* _Exercise aim_:
From the data, copy out every line in which the word "Эвкалиптовое" appears.
===== Data records
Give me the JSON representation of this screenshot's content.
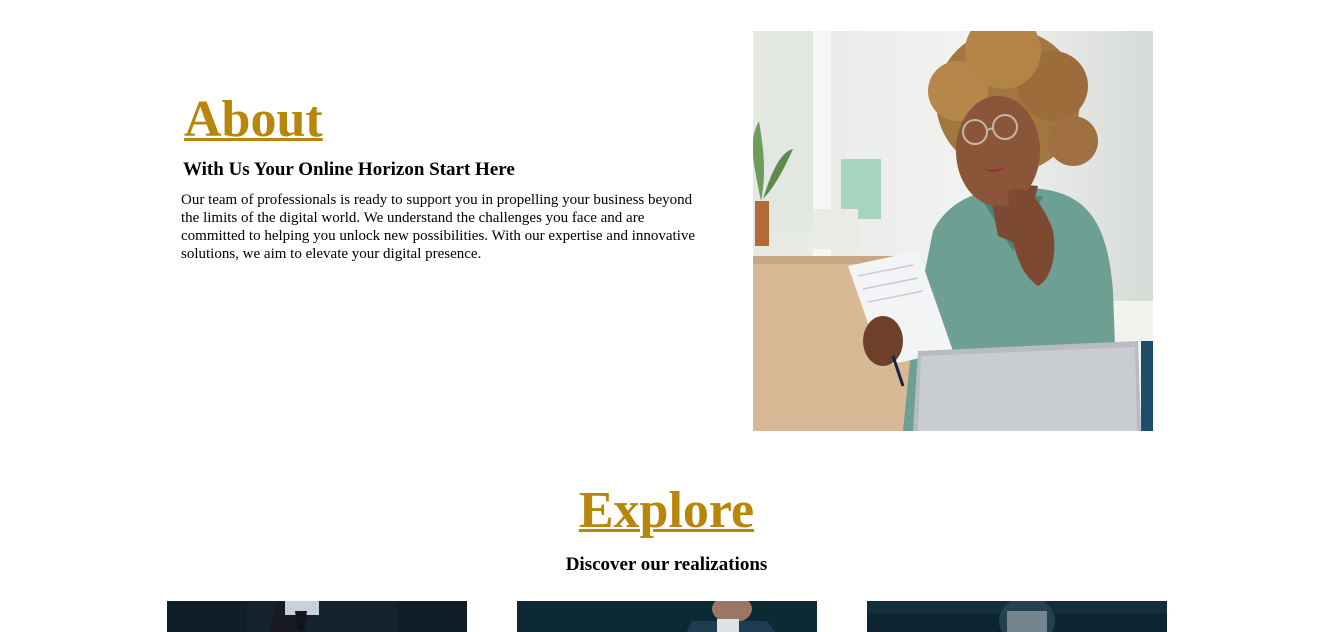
{
  "about": {
    "title": "About",
    "subtitle": "With Us Your Online Horizon Start Here",
    "body": "Our team of professionals is ready to support you in propelling your business beyond the limits of the digital world. We understand the challenges you face and are committed to helping you unlock new possibilities. With our expertise and innovative solutions, we aim to elevate your digital presence."
  },
  "explore": {
    "title": "Explore",
    "subtitle": "Discover our realizations"
  },
  "colors": {
    "heading_accent": "#b8860b",
    "text": "#000000",
    "background": "#ffffff"
  }
}
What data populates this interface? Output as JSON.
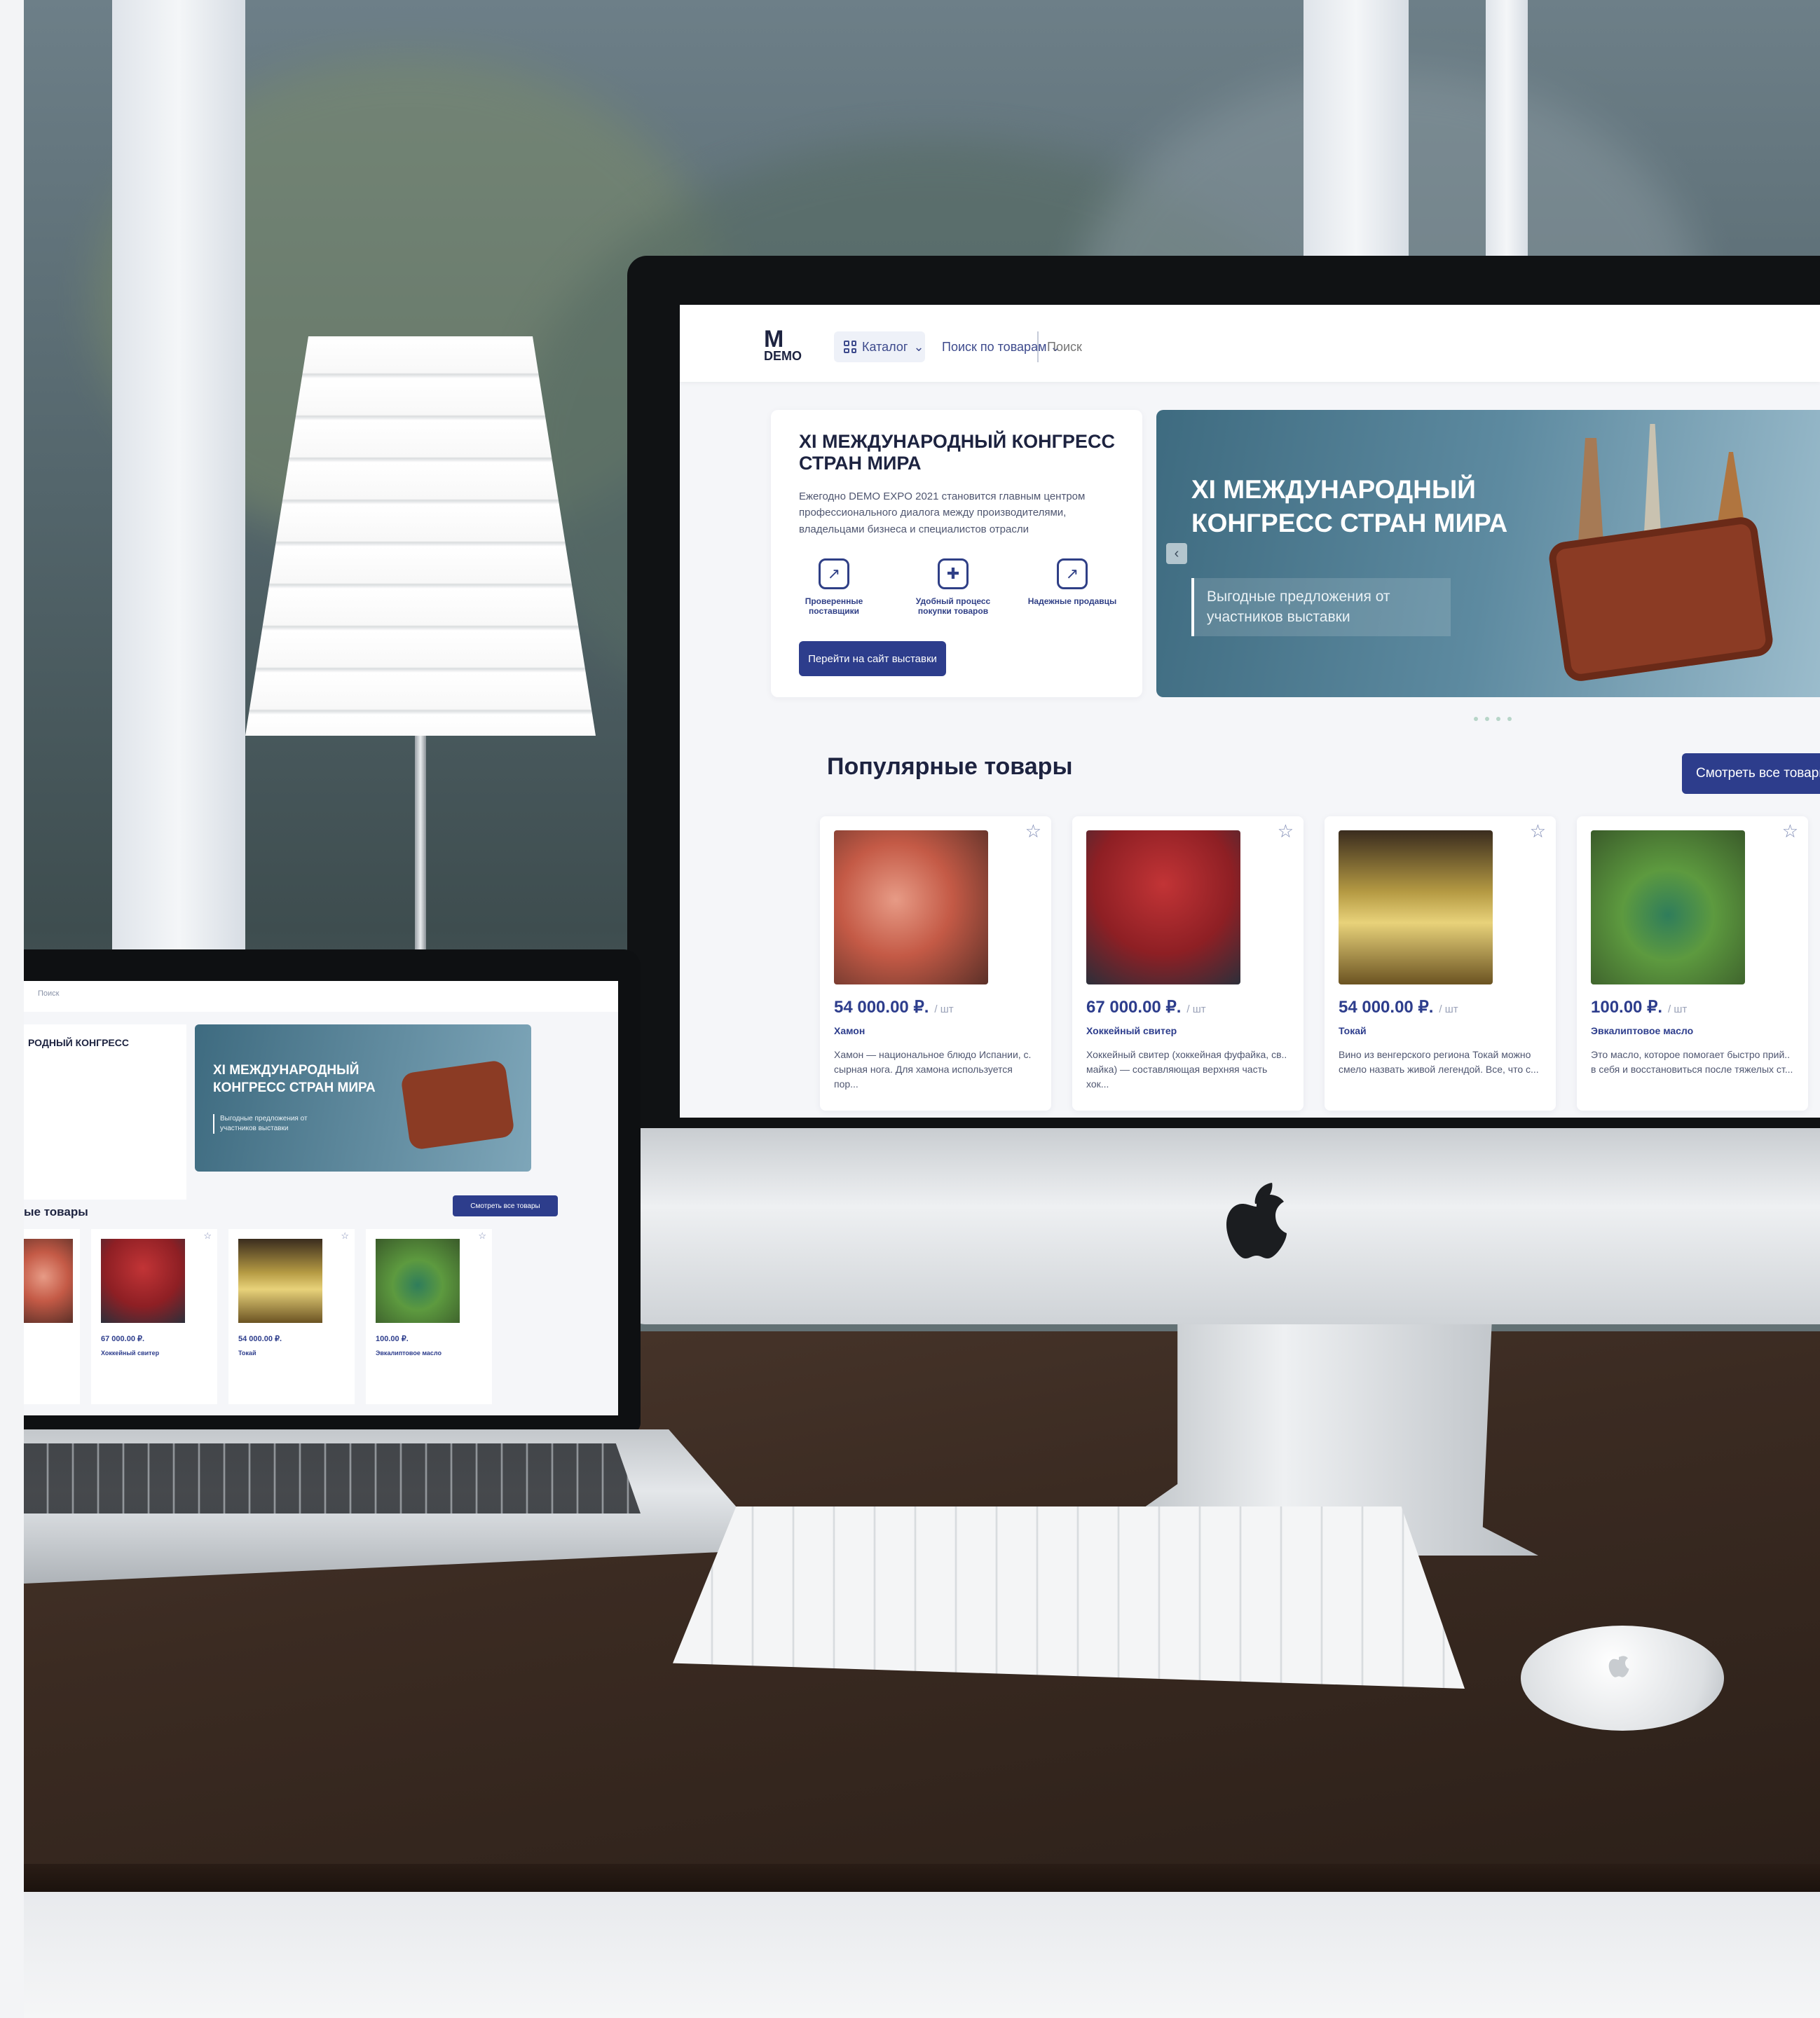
{
  "site": {
    "logo_text": "DEMO",
    "logo_mark": "M",
    "catalog_label": "Каталог",
    "search_scope": "Поиск по товарам",
    "search_placeholder": "Поиск",
    "intro": {
      "title": "XI МЕЖДУНАРОДНЫЙ КОНГРЕСС СТРАН МИРА",
      "text": "Ежегодно DEMO EXPO 2021 становится главным центром профессионального диалога между производителями, владельцами бизнеса и специалистов отрасли",
      "features": [
        {
          "label": "Проверенные поставщики",
          "icon": "chart-icon"
        },
        {
          "label": "Удобный процесс покупки товаров",
          "icon": "gamepad-icon"
        },
        {
          "label": "Надежные продавцы",
          "icon": "chart-icon"
        }
      ],
      "cta_label": "Перейти на сайт выставки"
    },
    "banner": {
      "title": "XI МЕЖДУНАРОДНЫЙ КОНГРЕСС СТРАН МИРА",
      "subtitle": "Выгодные предложения от участников выставки"
    },
    "popular": {
      "title": "Популярные товары",
      "view_all_label": "Смотреть все товары",
      "products": [
        {
          "price": "54 000.00 ₽.",
          "unit": "/ шт",
          "name": "Хамон",
          "desc": "Хамон — национальное блюдо Испании, с. сырная нога. Для хамона используется пор..."
        },
        {
          "price": "67 000.00 ₽.",
          "unit": "/ шт",
          "name": "Хоккейный свитер",
          "desc": "Хоккейный свитер (хоккейная фуфайка, св.. майка) — составляющая верхняя часть хок..."
        },
        {
          "price": "54 000.00 ₽.",
          "unit": "/ шт",
          "name": "Токай",
          "desc": "Вино из венгерского региона Токай можно смело назвать живой легендой. Все, что с..."
        },
        {
          "price": "100.00 ₽.",
          "unit": "/ шт",
          "name": "Эвкалиптовое масло",
          "desc": "Это масло, которое помогает быстро прий.. в себя и восстановиться после тяжелых ст..."
        }
      ]
    }
  },
  "laptop_site": {
    "search_scope": "Поиск",
    "intro_title": "РОДНЫЙ КОНГРЕСС",
    "banner_title": "XI МЕЖДУНАРОДНЫЙ КОНГРЕСС СТРАН МИРА",
    "banner_subtitle": "Выгодные предложения от участников выставки",
    "section_title": "ые товары",
    "view_all_label": "Смотреть все товары",
    "products": [
      {
        "price": "",
        "name": ""
      },
      {
        "price": "67 000.00 ₽.",
        "name": "Хоккейный свитер"
      },
      {
        "price": "54 000.00 ₽.",
        "name": "Токай"
      },
      {
        "price": "100.00 ₽.",
        "name": "Эвкалиптовое масло"
      }
    ]
  },
  "colors": {
    "accent": "#2d3d8c",
    "heading": "#1d2340",
    "banner": "#4a7a90"
  }
}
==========
* _Answer_:
          "name": "Эвкалиптовое масло",
        "name": "Эвкалиптовое масло"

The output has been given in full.